**PROBLEM DESCRIPTION:** All of the entries below must be copied out exactly.

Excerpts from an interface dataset

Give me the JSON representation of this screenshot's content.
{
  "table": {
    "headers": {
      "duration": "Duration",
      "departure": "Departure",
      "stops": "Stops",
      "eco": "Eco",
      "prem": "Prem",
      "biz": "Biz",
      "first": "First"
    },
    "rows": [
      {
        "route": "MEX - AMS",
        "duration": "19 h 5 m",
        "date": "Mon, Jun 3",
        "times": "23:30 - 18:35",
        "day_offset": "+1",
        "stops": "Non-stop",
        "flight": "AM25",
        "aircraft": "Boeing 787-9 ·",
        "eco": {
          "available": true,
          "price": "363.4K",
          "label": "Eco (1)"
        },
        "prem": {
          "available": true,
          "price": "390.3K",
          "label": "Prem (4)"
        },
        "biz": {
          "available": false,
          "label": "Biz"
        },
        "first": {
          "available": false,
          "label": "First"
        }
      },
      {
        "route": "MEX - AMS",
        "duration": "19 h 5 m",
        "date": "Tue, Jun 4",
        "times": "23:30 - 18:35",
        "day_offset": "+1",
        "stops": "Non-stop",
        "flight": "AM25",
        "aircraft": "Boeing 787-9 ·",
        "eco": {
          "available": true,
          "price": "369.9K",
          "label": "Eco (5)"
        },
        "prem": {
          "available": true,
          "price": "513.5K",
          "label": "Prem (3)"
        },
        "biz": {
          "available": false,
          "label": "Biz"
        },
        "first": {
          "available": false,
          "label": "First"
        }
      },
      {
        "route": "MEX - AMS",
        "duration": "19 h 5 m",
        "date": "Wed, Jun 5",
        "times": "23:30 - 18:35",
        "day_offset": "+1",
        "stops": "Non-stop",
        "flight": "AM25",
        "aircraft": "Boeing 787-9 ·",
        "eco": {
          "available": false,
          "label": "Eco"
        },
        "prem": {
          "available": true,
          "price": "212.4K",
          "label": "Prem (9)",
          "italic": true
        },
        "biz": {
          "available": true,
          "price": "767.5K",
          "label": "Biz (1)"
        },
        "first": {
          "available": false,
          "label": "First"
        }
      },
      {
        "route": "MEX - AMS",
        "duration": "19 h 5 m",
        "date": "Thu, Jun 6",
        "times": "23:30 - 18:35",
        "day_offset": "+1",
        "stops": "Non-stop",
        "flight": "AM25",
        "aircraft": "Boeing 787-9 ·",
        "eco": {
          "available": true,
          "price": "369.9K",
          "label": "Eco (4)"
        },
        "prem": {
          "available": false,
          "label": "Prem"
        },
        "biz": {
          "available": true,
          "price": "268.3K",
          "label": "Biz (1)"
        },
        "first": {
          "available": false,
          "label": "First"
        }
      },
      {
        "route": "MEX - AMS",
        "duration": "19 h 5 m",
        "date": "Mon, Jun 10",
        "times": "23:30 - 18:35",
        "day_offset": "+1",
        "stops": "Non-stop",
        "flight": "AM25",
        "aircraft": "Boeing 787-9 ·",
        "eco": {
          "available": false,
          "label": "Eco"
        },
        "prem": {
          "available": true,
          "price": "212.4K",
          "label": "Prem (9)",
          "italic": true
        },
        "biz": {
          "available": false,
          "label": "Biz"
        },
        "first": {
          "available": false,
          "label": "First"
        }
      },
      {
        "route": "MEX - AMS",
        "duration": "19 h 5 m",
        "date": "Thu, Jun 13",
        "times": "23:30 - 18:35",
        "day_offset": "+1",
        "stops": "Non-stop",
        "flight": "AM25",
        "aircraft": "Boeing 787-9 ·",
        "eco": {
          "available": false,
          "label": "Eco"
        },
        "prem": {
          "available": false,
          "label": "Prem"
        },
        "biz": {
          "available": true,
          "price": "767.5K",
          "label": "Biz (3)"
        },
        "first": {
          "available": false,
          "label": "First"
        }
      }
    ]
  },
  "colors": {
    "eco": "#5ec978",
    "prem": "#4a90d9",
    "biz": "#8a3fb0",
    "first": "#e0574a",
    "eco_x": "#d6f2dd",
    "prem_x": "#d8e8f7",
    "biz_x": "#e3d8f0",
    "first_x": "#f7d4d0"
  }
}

**TASK RESULT:**
Give me the JSON representation of this screenshot's content.
{
  "table": {
    "headers": {
      "duration": "Duration",
      "departure": "Departure",
      "stops": "Stops",
      "eco": "Eco",
      "prem": "Prem",
      "biz": "Biz",
      "first": "First"
    },
    "rows": [
      {
        "route": "MEX - AMS",
        "duration": "19 h 5 m",
        "date": "Mon, Jun 3",
        "times": "23:30 - 18:35",
        "day_offset": "+1",
        "stops": "Non-stop",
        "flight": "AM25",
        "aircraft": "Boeing 787-9 ·",
        "eco": {
          "available": true,
          "price": "363.4K",
          "label": "Eco (1)"
        },
        "prem": {
          "available": true,
          "price": "390.3K",
          "label": "Prem (4)"
        },
        "biz": {
          "available": false,
          "label": "Biz"
        },
        "first": {
          "available": false,
          "label": "First"
        }
      },
      {
        "route": "MEX - AMS",
        "duration": "19 h 5 m",
        "date": "Tue, Jun 4",
        "times": "23:30 - 18:35",
        "day_offset": "+1",
        "stops": "Non-stop",
        "flight": "AM25",
        "aircraft": "Boeing 787-9 ·",
        "eco": {
          "available": true,
          "price": "369.9K",
          "label": "Eco (5)"
        },
        "prem": {
          "available": true,
          "price": "513.5K",
          "label": "Prem (3)"
        },
        "biz": {
          "available": false,
          "label": "Biz"
        },
        "first": {
          "available": false,
          "label": "First"
        }
      },
      {
        "route": "MEX - AMS",
        "duration": "19 h 5 m",
        "date": "Wed, Jun 5",
        "times": "23:30 - 18:35",
        "day_offset": "+1",
        "stops": "Non-stop",
        "flight": "AM25",
        "aircraft": "Boeing 787-9 ·",
        "eco": {
          "available": false,
          "label": "Eco"
        },
        "prem": {
          "available": true,
          "price": "212.4K",
          "label": "Prem (9)",
          "italic": true
        },
        "biz": {
          "available": true,
          "price": "767.5K",
          "label": "Biz (1)"
        },
        "first": {
          "available": false,
          "label": "First"
        }
      },
      {
        "route": "MEX - AMS",
        "duration": "19 h 5 m",
        "date": "Thu, Jun 6",
        "times": "23:30 - 18:35",
        "day_offset": "+1",
        "stops": "Non-stop",
        "flight": "AM25",
        "aircraft": "Boeing 787-9 ·",
        "eco": {
          "available": true,
          "price": "369.9K",
          "label": "Eco (4)"
        },
        "prem": {
          "available": false,
          "label": "Prem"
        },
        "biz": {
          "available": true,
          "price": "268.3K",
          "label": "Biz (1)"
        },
        "first": {
          "available": false,
          "label": "First"
        }
      },
      {
        "route": "MEX - AMS",
        "duration": "19 h 5 m",
        "date": "Mon, Jun 10",
        "times": "23:30 - 18:35",
        "day_offset": "+1",
        "stops": "Non-stop",
        "flight": "AM25",
        "aircraft": "Boeing 787-9 ·",
        "eco": {
          "available": false,
          "label": "Eco"
        },
        "prem": {
          "available": true,
          "price": "212.4K",
          "label": "Prem (9)",
          "italic": true
        },
        "biz": {
          "available": false,
          "label": "Biz"
        },
        "first": {
          "available": false,
          "label": "First"
        }
      },
      {
        "route": "MEX - AMS",
        "duration": "19 h 5 m",
        "date": "Thu, Jun 13",
        "times": "23:30 - 18:35",
        "day_offset": "+1",
        "stops": "Non-stop",
        "flight": "AM25",
        "aircraft": "Boeing 787-9 ·",
        "eco": {
          "available": false,
          "label": "Eco"
        },
        "prem": {
          "available": false,
          "label": "Prem"
        },
        "biz": {
          "available": true,
          "price": "767.5K",
          "label": "Biz (3)"
        },
        "first": {
          "available": false,
          "label": "First"
        }
      }
    ]
  },
  "colors": {
    "eco": "#5ec978",
    "prem": "#4a90d9",
    "biz": "#8a3fb0",
    "first": "#e0574a",
    "eco_x": "#d6f2dd",
    "prem_x": "#d8e8f7",
    "biz_x": "#e3d8f0",
    "first_x": "#f7d4d0"
  }
}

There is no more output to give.